Acoustic neuromas are noncancerous, slow-growing tumors on the vestibular nerve, the main inner ear nerve responsible for sending balance information to the brain. Also called vestibular schwannomas, acoustic neuromas arise when Schwann cells wrap around or cover the vestibular nerve.
Although acoustic neuromas are noncancerous, large or quickly growing neuromas can press against the brain and negatively affect vital functions or become life-threatening. Common symptoms of acoustic neuromas may include:
- Hearing loss
- Ear fullness
- Poor balance
- Facial numbness or loss of muscle movement
Approximately 90% of patients with acoustic neuromas present with hearing loss in the ear containing the neuroma. Hearing loss occurs when the neuromas compress the hearing nerve or secrete damaging substances. Hearing loss may present as difficulty hearing in noisy settings, issues identifying sound directionality and trouble hearing certain frequencies.
Because hearing loss presents in 90% of acoustic neuromas, a hearing test or imaging is usually the first step in identifying the tumors.
There are several treatments available to prevent your neuroma from causing permanent damage, including but not limited to the following:
Let’s look at each of these options a little more closely.

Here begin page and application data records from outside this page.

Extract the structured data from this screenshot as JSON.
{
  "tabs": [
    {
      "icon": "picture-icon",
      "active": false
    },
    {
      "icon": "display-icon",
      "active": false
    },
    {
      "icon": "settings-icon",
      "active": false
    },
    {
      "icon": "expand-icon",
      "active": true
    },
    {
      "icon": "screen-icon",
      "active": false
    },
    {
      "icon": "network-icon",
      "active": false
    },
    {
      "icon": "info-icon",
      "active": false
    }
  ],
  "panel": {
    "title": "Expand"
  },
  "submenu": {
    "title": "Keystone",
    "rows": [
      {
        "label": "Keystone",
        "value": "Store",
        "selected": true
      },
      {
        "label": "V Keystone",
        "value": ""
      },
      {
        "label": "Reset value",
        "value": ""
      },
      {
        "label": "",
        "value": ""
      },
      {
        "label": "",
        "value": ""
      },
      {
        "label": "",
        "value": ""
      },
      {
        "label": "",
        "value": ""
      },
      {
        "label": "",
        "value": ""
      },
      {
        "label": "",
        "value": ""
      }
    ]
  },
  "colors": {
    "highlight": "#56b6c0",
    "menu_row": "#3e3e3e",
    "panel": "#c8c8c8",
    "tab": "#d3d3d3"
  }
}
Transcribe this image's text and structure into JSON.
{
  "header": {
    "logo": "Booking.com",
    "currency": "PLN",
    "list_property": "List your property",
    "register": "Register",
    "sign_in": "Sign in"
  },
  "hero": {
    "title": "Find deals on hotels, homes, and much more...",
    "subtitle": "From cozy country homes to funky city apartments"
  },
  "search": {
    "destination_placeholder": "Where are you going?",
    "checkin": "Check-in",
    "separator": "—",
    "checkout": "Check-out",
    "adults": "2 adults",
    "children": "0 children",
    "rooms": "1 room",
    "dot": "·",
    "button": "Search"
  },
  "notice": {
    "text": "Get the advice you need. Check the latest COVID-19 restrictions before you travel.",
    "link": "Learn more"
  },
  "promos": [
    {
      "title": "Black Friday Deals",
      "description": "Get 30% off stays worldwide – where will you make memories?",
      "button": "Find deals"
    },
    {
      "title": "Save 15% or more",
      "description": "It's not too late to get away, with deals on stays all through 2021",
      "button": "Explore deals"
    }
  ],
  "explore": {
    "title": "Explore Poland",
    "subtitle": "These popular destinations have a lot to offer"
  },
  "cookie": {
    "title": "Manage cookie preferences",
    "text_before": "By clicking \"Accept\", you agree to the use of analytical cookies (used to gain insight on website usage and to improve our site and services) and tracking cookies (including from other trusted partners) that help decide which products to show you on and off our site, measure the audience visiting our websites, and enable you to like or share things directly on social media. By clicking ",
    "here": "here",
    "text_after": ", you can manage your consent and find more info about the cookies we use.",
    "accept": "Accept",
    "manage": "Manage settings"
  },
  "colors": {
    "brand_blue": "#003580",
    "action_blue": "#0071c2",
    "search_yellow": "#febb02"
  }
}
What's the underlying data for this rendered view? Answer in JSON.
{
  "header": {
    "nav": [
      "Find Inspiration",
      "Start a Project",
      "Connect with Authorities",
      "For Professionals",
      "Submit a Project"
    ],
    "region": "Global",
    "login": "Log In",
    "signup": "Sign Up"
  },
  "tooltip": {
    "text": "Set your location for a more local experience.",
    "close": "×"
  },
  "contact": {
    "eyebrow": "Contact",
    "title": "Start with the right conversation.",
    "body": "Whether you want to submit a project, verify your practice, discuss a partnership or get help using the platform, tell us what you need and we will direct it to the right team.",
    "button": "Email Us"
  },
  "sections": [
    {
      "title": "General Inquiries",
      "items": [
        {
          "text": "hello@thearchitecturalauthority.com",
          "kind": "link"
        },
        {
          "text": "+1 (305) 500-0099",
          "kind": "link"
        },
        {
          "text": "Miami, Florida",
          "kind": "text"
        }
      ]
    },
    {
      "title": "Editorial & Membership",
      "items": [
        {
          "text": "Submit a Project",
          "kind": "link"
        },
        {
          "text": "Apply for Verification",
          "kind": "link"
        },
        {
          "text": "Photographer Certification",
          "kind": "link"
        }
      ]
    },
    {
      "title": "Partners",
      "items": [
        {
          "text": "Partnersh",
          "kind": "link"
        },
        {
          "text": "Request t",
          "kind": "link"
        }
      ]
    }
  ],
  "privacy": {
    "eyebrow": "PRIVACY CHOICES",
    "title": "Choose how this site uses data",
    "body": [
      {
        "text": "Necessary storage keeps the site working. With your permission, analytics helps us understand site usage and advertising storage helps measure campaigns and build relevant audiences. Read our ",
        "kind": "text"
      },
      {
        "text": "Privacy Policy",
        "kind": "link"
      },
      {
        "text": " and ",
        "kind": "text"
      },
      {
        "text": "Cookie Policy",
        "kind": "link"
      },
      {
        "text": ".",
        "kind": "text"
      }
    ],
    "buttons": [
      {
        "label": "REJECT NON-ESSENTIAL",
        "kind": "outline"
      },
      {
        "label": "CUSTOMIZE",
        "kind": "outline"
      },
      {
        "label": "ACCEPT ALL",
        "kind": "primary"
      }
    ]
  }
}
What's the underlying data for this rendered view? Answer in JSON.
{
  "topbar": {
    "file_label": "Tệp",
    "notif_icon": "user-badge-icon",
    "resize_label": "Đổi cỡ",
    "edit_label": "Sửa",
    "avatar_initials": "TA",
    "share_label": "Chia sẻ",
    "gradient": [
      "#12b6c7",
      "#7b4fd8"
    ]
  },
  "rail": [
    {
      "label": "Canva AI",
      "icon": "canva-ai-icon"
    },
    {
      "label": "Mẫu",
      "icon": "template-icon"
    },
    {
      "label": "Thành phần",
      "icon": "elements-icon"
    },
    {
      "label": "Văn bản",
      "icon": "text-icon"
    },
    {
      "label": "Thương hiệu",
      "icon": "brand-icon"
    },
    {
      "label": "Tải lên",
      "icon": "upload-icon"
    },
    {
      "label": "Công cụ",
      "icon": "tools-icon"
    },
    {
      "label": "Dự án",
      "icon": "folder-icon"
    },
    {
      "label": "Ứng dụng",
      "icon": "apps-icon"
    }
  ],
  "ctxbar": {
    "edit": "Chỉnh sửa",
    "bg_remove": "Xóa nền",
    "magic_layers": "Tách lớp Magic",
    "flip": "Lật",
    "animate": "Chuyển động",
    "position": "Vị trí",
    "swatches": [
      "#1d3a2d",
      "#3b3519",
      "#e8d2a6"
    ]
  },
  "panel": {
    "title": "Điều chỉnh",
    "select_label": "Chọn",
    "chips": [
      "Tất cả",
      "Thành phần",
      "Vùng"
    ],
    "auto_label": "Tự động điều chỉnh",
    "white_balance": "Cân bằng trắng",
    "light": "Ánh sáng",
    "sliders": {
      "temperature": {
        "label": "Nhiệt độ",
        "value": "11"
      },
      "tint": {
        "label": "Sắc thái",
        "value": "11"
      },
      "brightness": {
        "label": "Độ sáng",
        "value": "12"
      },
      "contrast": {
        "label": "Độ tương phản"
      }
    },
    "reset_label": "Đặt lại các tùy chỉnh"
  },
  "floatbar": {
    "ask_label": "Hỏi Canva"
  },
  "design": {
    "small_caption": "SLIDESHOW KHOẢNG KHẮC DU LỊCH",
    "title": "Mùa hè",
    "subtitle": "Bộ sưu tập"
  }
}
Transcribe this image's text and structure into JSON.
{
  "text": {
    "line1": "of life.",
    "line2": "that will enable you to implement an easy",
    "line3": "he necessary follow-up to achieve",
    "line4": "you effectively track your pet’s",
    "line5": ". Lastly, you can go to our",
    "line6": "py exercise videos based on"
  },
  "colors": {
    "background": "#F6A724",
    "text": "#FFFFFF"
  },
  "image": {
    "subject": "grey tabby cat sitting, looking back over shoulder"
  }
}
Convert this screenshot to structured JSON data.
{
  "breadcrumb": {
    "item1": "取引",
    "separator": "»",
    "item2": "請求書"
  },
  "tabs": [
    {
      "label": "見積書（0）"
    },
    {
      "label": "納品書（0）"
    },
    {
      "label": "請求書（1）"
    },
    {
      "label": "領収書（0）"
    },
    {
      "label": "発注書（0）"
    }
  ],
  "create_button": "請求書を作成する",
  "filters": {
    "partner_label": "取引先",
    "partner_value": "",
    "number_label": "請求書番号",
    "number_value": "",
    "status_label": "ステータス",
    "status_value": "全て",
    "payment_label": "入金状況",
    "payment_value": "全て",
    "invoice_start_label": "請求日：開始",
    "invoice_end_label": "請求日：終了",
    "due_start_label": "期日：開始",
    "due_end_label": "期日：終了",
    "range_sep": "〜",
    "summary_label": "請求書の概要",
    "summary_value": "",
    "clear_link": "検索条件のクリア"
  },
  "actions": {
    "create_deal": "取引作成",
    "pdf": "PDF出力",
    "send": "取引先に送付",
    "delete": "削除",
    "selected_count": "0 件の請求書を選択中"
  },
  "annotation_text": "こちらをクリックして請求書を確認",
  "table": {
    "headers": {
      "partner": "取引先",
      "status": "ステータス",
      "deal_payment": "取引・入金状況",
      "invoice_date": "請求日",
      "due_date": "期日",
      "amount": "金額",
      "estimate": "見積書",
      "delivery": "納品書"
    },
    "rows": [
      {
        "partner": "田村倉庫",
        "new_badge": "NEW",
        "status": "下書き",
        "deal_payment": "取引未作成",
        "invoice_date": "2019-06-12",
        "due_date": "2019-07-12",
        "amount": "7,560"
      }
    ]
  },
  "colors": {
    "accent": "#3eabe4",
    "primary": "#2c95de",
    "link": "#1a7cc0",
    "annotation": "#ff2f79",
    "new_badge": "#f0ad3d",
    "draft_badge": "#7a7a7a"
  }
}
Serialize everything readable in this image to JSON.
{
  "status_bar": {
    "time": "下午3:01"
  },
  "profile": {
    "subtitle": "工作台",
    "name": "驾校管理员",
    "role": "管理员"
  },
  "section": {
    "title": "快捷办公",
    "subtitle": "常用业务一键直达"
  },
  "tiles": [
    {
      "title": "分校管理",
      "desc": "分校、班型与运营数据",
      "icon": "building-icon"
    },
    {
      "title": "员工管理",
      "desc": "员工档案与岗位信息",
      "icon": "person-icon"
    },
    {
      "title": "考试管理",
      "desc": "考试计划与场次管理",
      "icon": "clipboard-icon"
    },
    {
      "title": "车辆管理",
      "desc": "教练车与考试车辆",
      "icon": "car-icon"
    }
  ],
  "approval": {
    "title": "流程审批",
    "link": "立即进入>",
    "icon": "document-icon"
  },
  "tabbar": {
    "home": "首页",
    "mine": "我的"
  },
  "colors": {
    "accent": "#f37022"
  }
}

Surgery is a highly effective treatment aimed at removing acoustic neuromas to protect the remaining hearing loss. Surgery can also address balance problems, facial numbness and other symptoms your acoustic neuroma may be causing.
There are several different types of radiation used to treat acoustic neuromas, including:
- Stereotactic radiosurgery. Stereotactic radiation is used to slow or stop the growth of small neuromas. It may be recommended if you are not a good candidate for surgery.
- Fractionated stereotactic radiotherapy. Fractionated therapy is delivered in small doses of radiation over several sections. Fractionated therapy aims at slowing the growth of the tumor without damaging the brain tissue.
- Proton beam therapy. Proton beam therapy delivers high-energy beams of positively charged protons to the tumor. Proton therapy effectively treats neuromas while reducing radiation exposure to the surrounding areas.
Your provider may recommend monitoring for your acoustic neuroma if it is not growing, growing very slowly, not causing serious side effects or if you are not a good candidate for surgery or radiation.
For more information on identifying and treating acoustic neuromas, contact Speech & Hearing Associates today to make an appointment with one of our trusted specialists.